In the light of the significant environmental damage inflicted by grey squirrels, they have been listed as a species of special concern under the Invasive Alien Species (Enforcement and Permitting) Order 2019—there is similar legislation in Scotland—which is an important tool in managing the impact of that invasive species. A refreshed GB invasive non-native species strategy was published this year, which sets out the challenges and what we need to do. It supports other national strategies and provides an integrated approach across Great Britain. Obviously, we need to know what is happening in Northern Ireland as well, and I am pleased to say that it is very much part of the Squirrel Accord.
To get to the nuts and bolts of today’s debate, we have a grey squirrel action plan, championed by DEFRA, which sets out our actions to manage the squirrels in England. I can assure Members that that will be published shortly. It is a refreshed five-year plan that will concentrate on advice and incentives for land managers, more collaboration and partnerships, and funding and research as appropriate.
I want to thank the volunteers whose role is critical, as has been highlighted by many in this room today. We will also encourage our land managers to take action. If they are part of the countryside stewardship under the woodland element, they can access the squirrel management supplement. There is funding to help, which many landowners have taken advantage of, and I encourage others to do so.
I have already mentioned the Squirrel Accord, which is chaired by Lord Kinnoull. I recognise his valuable work. Northern Ireland is involved in that, too. We are co-ordinating across all the nations and exploring different methods of management.
Both of my hon. Friends mentioned immunocontraception and the idea of encouraging squirrels to take contraceptives through bait that is taken orally. It is put in the food, and research work is well under way. There is still a way to go, but that valuable work is going on. We have to carry on doing that work and we are committed to that.
My hon. Friends also mentioned pine martens, a natural predator of the grey squirrel. They have been released in the Forest of Dean, where they are being monitored for a programme, quite near where I am in Somerset. That is a useful and interesting study and there will be opportunities there as the population of pine martens grow. Work is still under way on gene drive technology, which can alter genes and eventually help us control the grey squirrel.

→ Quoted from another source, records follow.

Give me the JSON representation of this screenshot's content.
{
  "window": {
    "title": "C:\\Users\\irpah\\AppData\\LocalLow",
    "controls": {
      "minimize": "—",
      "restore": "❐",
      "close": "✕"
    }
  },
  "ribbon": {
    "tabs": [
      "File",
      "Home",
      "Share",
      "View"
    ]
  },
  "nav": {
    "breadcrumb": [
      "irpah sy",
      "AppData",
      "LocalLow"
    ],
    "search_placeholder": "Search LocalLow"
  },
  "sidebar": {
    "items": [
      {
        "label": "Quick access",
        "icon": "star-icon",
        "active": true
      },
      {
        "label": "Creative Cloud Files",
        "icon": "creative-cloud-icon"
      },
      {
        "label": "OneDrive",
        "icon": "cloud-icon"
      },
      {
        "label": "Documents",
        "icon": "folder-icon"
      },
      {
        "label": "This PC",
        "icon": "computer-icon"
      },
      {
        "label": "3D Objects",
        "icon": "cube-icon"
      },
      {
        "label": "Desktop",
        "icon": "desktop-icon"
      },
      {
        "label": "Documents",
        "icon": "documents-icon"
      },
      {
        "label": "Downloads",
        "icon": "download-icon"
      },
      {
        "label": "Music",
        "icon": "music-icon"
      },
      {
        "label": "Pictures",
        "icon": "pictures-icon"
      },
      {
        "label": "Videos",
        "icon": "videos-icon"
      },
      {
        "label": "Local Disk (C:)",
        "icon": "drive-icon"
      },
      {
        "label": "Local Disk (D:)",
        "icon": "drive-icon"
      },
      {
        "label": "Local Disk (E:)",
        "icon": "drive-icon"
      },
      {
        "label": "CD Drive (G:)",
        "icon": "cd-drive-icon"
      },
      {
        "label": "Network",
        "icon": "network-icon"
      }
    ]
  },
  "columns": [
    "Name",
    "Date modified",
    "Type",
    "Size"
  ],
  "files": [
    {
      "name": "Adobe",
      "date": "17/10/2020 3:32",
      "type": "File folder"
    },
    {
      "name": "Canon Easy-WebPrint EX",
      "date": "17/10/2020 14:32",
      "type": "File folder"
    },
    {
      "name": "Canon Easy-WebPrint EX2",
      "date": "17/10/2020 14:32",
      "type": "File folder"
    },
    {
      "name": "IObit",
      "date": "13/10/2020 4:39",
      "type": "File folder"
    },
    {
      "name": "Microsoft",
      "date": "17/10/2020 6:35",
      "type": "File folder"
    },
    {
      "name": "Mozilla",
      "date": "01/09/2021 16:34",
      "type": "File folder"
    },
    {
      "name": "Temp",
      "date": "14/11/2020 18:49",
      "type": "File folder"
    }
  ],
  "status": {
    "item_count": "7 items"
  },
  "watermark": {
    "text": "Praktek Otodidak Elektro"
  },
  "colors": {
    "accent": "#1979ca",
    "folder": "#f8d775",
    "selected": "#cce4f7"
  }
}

Work has been done on developing a vaccine against the horrible squirrel pox, but it is not looking overly promising, to be honest. Work has been stalled for some years, so we prefer to concentrate research efforts on the contraception, which looks more promising in the long term. My hon. Friend the Member for Ynys Môn asked about that, so I hope she is happy with that response.

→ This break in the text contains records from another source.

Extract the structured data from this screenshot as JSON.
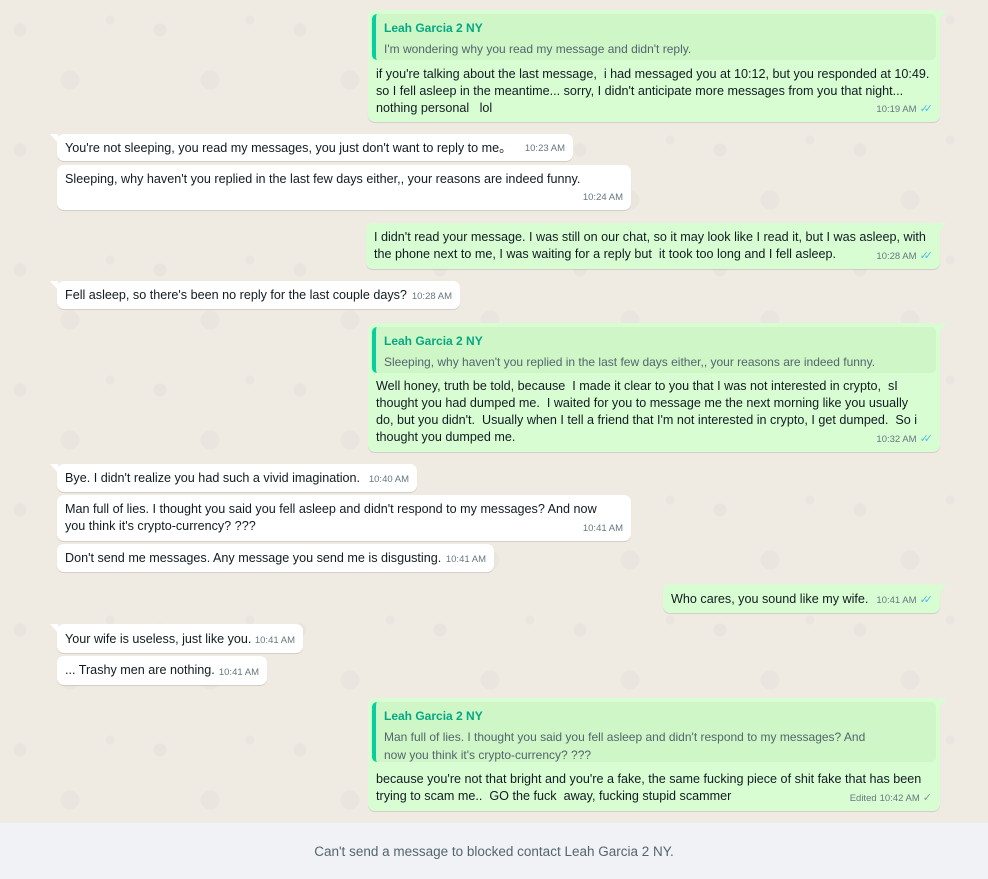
{
  "contact_name": "Leah Garcia 2 NY",
  "colors": {
    "outgoing_bubble": "#d9fdd3",
    "incoming_bubble": "#ffffff",
    "quote_accent": "#06cf9c",
    "read_ticks": "#53bdeb",
    "chat_background": "#efeae2"
  },
  "messages": [
    {
      "direction": "outgoing",
      "quote": {
        "author": "Leah Garcia 2 NY",
        "text": "I'm wondering why you read my message and didn't reply."
      },
      "text": "if you're talking about the last message,  i had messaged you at 10:12, but you responded at 10:49.\nso I fell asleep in the meantime... sorry, I didn't anticipate more messages from you that night...\nnothing personal   lol",
      "time": "10:19 AM",
      "status": "read"
    },
    {
      "direction": "incoming",
      "text": "You're not sleeping, you read my messages, you just don't want to reply to me。",
      "time": "10:23 AM"
    },
    {
      "direction": "incoming",
      "text": "Sleeping, why haven't you replied in the last few days either,, your reasons are indeed funny.",
      "time": "10:24 AM"
    },
    {
      "direction": "outgoing",
      "text": "I didn't read your message. I was still on our chat, so it may look like I read it, but I was asleep, with\nthe phone next to me, I was waiting for a reply but  it took too long and I fell asleep.",
      "time": "10:28 AM",
      "status": "read"
    },
    {
      "direction": "incoming",
      "text": "Fell asleep, so there's been no reply for the last couple days?",
      "time": "10:28 AM"
    },
    {
      "direction": "outgoing",
      "quote": {
        "author": "Leah Garcia 2 NY",
        "text": "Sleeping, why haven't you replied in the last few days either,, your reasons are indeed funny."
      },
      "text": "Well honey, truth be told, because  I made it clear to you that I was not interested in crypto,  sI\nthought you had dumped me.  I waited for you to message me the next morning like you usually\ndo, but you didn't.  Usually when I tell a friend that I'm not interested in crypto, I get dumped.  So i\nthought you dumped me.",
      "time": "10:32 AM",
      "status": "read"
    },
    {
      "direction": "incoming",
      "text": "Bye. I didn't realize you had such a vivid imagination.",
      "time": "10:40 AM"
    },
    {
      "direction": "incoming",
      "text": "Man full of lies. I thought you said you fell asleep and didn't respond to my messages? And now\nyou think it's crypto-currency? ???",
      "time": "10:41 AM"
    },
    {
      "direction": "incoming",
      "text": "Don't send me messages. Any message you send me is disgusting.",
      "time": "10:41 AM"
    },
    {
      "direction": "outgoing",
      "text": "Who cares, you sound like my wife.",
      "time": "10:41 AM",
      "status": "read"
    },
    {
      "direction": "incoming",
      "text": "Your wife is useless, just like you.",
      "time": "10:41 AM"
    },
    {
      "direction": "incoming",
      "text": "... Trashy men are nothing.",
      "time": "10:41 AM"
    },
    {
      "direction": "outgoing",
      "quote": {
        "author": "Leah Garcia 2 NY",
        "text": "Man full of lies. I thought you said you fell asleep and didn't respond to my messages? And\nnow you think it's crypto-currency? ???"
      },
      "text": "because you're not that bright and you're a fake, the same fucking piece of shit fake that has been\ntrying to scam me..  GO the fuck  away, fucking stupid scammer",
      "edited_label": "Edited",
      "time": "10:42 AM",
      "status": "sent"
    }
  ],
  "blocked_notice": "Can't send a message to blocked contact Leah Garcia 2 NY.",
  "icons": {
    "read": "double-check-icon",
    "sent": "single-check-icon"
  }
}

We have 22 large-scale landscape recovery schemes. The second round is opening and there are opportunities there, as well as through the nature recovery projects, to create the right kinds of habitats for our wonderful red squirrels.
I hope I have demonstrated that there is a lot going on across Government. A lot of it has been escalated since my hon. Friend the Member for Copeland was involved in DEFRA. I thank my hon. Friend the Member for Ynys Môn for the extremely valuable work that she has been doing. The action plan will be published very soon. We are committed to controlling those pernicious grey squirrels.